What is the Lottery?

June 23, 2024 by No Comments

Lottery is a form of gambling wherein people pay money to play a game and, in some cases, win prizes based on chance. The lottery is generally conducted by governments, though private companies can also sponsor games. In the United States, most states and the District of Columbia have lotteries. There are a variety of different types of lotteries, including instant-win scratch-off tickets, daily games, and games that require players to pick three or more numbers. Some state lotteries offer jackpots that are so large they can change the lives of those who win them.

While critics of the lottery often argue that it promotes addictive gambling behavior and is a major regressive tax on poorer communities, supporters point out that state-sponsored lotteries have boosted revenue for education, public works projects, and other state programs. They also claim that the revenue from the lottery helps states avoid more regressive taxes, such as income and sales taxes.

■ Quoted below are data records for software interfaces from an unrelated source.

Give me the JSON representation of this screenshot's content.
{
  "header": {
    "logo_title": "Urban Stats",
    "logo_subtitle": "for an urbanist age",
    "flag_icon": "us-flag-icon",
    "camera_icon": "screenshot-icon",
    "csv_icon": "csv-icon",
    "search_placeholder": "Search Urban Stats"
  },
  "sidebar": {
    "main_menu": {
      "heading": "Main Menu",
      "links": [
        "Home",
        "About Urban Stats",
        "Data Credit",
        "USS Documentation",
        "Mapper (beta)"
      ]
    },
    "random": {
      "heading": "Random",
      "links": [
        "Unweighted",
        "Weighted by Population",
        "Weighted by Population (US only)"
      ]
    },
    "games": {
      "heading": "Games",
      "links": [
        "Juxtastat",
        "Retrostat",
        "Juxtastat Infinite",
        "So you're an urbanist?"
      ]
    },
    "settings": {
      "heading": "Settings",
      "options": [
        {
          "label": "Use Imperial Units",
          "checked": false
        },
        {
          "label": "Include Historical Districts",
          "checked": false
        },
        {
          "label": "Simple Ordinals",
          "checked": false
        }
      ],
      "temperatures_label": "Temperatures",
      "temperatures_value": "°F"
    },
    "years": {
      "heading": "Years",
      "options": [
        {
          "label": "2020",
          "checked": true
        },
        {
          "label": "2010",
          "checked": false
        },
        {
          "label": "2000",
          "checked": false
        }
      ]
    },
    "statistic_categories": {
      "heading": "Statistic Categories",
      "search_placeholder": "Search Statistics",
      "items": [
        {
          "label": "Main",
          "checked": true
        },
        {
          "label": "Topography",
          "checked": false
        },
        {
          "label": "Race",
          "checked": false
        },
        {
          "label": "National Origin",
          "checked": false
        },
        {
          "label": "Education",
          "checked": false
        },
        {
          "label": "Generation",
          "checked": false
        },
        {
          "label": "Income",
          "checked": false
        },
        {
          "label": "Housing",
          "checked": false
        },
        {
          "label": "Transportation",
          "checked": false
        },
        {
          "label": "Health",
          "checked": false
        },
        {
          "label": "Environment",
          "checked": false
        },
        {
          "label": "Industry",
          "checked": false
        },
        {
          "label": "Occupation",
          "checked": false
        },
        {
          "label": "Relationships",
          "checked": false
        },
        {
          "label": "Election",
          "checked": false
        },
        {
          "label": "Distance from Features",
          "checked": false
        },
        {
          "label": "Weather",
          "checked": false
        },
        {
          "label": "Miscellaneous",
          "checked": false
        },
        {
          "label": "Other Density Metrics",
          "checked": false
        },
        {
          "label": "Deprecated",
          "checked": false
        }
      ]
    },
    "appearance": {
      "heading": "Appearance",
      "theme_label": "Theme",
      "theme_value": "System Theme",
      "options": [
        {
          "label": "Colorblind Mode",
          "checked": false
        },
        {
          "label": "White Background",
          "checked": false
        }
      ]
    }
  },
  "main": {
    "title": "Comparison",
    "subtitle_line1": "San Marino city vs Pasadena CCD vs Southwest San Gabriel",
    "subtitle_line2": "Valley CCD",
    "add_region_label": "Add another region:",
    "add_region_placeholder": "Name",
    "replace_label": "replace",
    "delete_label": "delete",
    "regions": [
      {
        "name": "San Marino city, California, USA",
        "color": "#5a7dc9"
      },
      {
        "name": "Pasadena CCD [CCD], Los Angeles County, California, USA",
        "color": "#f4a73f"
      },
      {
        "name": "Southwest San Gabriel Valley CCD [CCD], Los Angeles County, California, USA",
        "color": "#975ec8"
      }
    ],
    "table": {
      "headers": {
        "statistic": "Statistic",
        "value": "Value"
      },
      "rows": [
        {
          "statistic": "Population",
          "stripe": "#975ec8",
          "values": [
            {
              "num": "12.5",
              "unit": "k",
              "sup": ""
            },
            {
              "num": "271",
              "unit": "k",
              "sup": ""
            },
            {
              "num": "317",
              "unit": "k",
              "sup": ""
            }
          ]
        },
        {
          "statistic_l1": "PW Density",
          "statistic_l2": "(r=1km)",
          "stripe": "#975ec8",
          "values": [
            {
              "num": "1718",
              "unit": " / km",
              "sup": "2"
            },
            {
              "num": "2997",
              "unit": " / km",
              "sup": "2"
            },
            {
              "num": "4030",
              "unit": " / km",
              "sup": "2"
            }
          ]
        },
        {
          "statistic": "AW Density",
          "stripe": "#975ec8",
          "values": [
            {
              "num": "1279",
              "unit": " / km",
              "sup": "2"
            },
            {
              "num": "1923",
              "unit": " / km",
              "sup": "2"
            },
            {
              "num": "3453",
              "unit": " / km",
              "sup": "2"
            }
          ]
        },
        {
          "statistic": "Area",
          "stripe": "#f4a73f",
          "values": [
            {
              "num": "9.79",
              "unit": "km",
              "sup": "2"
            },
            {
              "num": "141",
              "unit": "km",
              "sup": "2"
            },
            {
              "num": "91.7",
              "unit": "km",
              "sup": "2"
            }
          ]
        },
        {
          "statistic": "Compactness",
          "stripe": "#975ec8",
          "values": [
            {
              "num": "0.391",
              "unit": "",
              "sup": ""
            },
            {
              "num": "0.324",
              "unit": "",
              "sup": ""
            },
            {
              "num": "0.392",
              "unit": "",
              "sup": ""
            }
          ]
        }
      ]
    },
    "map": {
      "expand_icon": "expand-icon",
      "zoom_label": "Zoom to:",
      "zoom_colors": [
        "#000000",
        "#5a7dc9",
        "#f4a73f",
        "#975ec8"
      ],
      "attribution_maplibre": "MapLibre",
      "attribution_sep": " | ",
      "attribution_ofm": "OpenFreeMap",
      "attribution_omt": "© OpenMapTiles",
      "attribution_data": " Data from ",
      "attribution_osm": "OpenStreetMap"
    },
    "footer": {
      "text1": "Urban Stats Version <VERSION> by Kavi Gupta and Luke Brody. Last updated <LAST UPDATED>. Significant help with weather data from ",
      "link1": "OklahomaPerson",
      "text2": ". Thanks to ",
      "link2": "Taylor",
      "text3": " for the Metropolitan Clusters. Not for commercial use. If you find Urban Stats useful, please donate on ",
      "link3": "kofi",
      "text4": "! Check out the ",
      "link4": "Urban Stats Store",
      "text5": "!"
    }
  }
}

In the early colonial era, lotteries were common in America and played a vital role in funding private and public ventures, including roads, canals, and churches. Benjamin Franklin held a lottery in 1744 to raise money for cannons for Philadelphia’s defense against the British, and several other colonies used them to help finance schools, colleges, libraries, and other civic projects.

When a lottery is run by a state, the proceeds from ticket sales go to public or private programs that are approved by the legislature and the people in a state-wide referendum. In addition to funding public programs, the proceeds from lotteries can also be used for law enforcement and other purposes.

A lot of people enjoy playing the lottery, and it can be a fun way to spend some time with friends and family members. However, the odds of winning are slim. Some people attempt to increase their chances of winning by using a variety of strategies, but these methods usually don’t improve the odds much.

In general, lottery winners are disproportionately lower-income, less educated, nonwhite, and male. In addition, the majority of lottery tickets are purchased by a small group of players, with some groups purchasing more tickets than others. The resulting imbalance can lead to unfair and unsustainable results.